Definition of shareholder
A shareholder is the holder of one or more shares of a company. These shares give him the right to attend general meetings of the company, to participate in the strategic decisions of the company (if a voting right is associated with the share ) and to receive the payment of dividends (if the company in pour). The shareholder can be a natural person (an individual) or a legal person (a company).
How to become a shareholder
To become a shareholder, you have to buy shares in the company for cash. If the company is listed on the stock exchange, the transaction is made through an organized market . In this case, it is necessary to find a counterparty (a seller) who no longer wishes to be a shareholder of the company. You just need to place a stock market order through a broker and place a buy order to become a shareholder.
If the share is not listed, becoming a shareholder is more complicated. The shareholders must agree to open the capital of the company to other shareholders or that one of the shareholders sell his shares.
The rights of a majority and minority shareholder
A majority shareholder is a person holding at least 50% of the voting rights of a company. He has the decision-making power within the company even if all the remaining shareholders do not agree with him. Please note, a shareholder can own more than 50% of the shares but have a lower voting right (some shares do not give access to voting rights). It is then not a majority shareholder. Note that it is rare to see a majority shareholder for a company listed on the stock exchange.
All other shareholders are minority shareholders. This is the case for example of an individual holding only a few shares but also of an investment fund holding several% in the capital of the company. Alone, their power to influence company decisions is limited in the face of a minority shareholder who owns several tens of% of the capital.
However, minority shareholders can associate with each other. If they manage to combine 10% of the capital and voting rights, they can request the appointment of an expert to analyze management decisions. If the minority shareholders manage to come together to form a block representing at least 1/3 of the capital and the voting rights, then they can form a blocking minority, then it can block the decisions taken during an extraordinary general meeting ( changes to the articles of association, the share capital, etc.) but not the current decisions taken during an ordinary general meeting.
The different types of shareholders
There are 3 main types of shareholders:

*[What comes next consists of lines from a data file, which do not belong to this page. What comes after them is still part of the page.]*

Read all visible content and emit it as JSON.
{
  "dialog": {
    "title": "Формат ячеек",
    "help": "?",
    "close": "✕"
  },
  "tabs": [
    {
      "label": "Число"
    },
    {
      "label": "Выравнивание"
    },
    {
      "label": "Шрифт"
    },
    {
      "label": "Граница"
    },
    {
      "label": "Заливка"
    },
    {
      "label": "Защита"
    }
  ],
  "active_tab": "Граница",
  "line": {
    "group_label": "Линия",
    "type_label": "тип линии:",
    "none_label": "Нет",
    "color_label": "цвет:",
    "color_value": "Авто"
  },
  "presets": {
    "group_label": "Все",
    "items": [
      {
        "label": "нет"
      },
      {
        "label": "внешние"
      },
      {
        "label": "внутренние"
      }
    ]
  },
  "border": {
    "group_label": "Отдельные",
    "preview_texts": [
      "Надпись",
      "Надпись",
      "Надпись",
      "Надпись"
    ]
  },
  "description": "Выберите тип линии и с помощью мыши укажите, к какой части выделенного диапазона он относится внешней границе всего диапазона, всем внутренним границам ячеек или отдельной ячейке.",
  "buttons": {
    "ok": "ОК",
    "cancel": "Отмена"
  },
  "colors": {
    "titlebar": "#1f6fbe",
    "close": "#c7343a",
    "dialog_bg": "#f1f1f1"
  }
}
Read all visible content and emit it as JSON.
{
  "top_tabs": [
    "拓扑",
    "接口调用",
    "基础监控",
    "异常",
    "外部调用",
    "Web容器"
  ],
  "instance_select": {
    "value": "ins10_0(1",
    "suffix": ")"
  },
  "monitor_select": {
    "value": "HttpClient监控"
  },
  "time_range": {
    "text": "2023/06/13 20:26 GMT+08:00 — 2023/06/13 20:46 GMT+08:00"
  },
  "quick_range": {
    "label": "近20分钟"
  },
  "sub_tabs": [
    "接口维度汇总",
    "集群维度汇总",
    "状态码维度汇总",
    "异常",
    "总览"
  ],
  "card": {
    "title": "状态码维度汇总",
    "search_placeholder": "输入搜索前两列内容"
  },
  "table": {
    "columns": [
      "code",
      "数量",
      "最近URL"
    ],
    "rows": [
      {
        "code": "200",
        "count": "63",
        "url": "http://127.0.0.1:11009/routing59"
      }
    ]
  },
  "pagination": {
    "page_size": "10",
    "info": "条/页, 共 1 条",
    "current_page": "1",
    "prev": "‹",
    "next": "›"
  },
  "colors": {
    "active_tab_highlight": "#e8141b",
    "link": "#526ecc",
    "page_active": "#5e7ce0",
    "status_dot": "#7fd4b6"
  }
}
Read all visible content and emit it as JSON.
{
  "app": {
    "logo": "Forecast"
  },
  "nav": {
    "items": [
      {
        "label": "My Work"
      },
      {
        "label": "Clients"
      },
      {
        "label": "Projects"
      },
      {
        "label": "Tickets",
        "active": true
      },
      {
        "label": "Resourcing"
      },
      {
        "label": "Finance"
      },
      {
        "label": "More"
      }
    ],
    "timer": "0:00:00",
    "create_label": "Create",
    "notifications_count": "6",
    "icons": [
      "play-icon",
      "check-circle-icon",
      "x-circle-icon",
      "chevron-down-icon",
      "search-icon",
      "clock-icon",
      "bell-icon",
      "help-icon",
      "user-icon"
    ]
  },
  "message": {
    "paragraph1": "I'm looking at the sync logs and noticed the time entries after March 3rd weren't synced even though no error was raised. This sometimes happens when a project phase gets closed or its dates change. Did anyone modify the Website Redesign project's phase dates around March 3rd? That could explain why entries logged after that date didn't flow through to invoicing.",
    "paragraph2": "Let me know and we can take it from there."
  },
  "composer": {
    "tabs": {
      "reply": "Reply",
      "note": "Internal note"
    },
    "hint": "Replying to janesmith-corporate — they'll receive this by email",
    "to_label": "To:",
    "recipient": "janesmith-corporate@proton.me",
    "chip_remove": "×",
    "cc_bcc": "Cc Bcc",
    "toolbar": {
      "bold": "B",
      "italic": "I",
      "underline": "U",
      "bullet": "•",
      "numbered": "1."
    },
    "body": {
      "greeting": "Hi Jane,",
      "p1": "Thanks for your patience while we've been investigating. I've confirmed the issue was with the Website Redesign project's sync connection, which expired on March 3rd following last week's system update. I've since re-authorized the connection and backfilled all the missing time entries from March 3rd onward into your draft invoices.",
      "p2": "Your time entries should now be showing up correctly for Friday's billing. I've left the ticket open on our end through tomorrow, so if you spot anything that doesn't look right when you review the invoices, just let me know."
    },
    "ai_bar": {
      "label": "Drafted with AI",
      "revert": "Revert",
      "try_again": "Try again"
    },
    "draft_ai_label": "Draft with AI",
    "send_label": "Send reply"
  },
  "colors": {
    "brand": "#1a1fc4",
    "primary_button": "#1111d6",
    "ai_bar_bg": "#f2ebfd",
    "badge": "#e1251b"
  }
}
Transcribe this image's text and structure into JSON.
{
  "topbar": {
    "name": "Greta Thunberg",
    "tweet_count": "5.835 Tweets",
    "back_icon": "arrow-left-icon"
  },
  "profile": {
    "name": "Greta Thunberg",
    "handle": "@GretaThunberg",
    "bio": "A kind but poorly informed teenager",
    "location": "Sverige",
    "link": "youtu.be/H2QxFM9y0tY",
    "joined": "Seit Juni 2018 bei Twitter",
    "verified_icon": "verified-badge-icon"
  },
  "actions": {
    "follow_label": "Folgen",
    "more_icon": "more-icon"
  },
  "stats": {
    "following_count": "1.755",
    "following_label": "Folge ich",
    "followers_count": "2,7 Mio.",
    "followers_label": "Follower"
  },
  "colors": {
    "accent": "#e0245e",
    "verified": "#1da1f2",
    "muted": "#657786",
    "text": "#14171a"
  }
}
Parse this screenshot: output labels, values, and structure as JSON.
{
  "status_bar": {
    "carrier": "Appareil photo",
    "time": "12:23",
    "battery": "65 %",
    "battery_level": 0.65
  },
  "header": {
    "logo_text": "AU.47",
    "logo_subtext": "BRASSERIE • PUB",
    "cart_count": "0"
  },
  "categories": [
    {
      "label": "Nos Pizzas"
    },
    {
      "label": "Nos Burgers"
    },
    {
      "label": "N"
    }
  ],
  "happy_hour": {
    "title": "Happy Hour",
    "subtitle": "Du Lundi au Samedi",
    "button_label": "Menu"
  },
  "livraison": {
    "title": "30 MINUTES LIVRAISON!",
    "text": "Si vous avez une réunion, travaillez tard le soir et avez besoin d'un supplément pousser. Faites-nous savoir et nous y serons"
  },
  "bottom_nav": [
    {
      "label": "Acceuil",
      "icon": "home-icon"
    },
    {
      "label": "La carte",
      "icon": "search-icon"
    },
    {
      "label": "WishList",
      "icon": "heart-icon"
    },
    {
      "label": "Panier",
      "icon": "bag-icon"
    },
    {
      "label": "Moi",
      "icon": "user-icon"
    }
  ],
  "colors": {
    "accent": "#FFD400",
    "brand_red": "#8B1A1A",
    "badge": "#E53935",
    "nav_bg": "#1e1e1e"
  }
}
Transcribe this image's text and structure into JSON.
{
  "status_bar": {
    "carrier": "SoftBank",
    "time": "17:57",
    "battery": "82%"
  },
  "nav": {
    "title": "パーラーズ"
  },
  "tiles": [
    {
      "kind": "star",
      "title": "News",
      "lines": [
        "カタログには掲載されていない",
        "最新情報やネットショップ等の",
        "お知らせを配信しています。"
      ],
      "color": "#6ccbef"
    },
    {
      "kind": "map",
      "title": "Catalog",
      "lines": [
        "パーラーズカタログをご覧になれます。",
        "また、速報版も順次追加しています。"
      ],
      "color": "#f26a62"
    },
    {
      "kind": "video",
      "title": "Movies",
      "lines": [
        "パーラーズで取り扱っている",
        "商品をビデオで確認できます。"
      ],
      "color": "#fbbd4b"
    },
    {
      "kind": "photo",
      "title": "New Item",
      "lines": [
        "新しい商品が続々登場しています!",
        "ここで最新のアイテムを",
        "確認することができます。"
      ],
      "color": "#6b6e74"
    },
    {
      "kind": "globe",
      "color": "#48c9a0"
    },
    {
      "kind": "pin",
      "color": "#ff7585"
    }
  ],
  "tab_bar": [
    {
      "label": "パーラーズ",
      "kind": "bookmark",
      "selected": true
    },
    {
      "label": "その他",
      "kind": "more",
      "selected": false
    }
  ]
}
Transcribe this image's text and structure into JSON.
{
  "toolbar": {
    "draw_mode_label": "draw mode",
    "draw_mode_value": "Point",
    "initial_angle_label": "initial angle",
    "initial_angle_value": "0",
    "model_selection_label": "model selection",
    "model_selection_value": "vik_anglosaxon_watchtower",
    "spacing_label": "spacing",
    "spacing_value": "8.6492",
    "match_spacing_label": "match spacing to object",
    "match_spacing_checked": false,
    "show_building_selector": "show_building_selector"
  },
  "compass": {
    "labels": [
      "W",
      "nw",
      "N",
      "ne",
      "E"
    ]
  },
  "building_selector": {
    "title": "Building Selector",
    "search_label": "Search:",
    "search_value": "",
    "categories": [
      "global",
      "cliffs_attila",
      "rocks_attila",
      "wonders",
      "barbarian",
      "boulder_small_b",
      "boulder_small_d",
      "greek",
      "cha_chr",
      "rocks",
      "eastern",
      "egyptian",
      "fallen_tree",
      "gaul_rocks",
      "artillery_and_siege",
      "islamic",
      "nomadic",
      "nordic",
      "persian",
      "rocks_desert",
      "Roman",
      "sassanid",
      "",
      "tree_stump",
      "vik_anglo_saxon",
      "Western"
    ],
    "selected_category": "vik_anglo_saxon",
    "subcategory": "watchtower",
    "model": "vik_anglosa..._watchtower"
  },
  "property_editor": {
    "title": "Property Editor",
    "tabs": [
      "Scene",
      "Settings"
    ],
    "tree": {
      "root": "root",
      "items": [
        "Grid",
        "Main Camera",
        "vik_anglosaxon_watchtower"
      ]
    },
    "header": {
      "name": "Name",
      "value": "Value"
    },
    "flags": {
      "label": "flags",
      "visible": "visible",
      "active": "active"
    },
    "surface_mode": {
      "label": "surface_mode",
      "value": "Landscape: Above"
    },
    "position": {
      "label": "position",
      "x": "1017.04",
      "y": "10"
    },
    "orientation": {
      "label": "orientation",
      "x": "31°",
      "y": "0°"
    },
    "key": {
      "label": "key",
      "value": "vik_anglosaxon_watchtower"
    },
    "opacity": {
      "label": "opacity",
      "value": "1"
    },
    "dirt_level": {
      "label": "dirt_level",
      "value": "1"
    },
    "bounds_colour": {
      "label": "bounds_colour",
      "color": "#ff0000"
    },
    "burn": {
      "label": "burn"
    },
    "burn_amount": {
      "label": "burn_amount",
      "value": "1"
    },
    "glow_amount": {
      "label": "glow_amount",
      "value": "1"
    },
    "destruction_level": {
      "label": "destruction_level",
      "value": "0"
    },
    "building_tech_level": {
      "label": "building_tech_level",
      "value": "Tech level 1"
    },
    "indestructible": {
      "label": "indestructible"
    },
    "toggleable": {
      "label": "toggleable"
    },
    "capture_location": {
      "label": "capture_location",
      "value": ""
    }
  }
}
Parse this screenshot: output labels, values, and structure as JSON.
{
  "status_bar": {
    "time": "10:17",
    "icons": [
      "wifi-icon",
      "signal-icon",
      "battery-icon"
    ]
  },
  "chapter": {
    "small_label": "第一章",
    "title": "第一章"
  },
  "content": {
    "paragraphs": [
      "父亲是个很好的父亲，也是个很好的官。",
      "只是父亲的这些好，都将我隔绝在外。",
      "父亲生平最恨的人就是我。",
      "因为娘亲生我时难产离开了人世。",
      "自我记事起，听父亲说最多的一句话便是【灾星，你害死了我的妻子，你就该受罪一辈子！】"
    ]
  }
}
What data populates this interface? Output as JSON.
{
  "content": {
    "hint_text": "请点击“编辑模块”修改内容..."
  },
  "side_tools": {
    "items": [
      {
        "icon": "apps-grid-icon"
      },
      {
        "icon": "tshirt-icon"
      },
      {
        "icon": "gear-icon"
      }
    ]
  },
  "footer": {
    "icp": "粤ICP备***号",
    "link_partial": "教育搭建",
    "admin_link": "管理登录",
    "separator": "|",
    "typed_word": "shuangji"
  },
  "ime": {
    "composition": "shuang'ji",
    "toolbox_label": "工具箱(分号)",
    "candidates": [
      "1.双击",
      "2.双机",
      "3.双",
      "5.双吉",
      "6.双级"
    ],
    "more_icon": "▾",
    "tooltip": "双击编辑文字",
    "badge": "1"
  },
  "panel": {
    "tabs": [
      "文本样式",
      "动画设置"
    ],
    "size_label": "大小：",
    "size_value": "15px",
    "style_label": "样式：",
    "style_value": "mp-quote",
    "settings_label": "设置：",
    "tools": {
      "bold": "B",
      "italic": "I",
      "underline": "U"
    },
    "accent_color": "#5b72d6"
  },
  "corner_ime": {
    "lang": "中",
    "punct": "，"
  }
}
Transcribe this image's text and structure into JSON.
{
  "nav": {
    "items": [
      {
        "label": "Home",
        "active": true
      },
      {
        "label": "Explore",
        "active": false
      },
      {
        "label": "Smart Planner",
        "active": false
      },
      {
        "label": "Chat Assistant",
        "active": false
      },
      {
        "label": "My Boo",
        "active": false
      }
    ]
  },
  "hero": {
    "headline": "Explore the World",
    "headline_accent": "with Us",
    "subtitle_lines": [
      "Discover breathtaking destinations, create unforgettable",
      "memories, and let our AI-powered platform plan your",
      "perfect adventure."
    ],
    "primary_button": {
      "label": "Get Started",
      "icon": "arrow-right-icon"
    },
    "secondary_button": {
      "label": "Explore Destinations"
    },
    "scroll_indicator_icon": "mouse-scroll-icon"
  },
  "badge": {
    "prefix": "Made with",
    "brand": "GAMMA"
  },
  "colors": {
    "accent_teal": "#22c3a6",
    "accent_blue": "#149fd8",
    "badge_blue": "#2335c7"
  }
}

– individuals: These are shareholders whose sole objective is to increase the share price. They can be individuals but also employees of the company who receive shares as additional remuneration. Their investment horizon can range from short term (trading) to very long term (investment).
– Institutionals: These can be hedge funds, pension funds or even companies. The objective of these shareholders is often speculative but they also wish to influence, if possible, the strategic decisions of the company by buying a large number of shares.
– The State: It is a very particular shareholder. Its objective is twofold. He wishes both to derive financial benefits from his investments but also to defend public interests in strategic sectors for the country.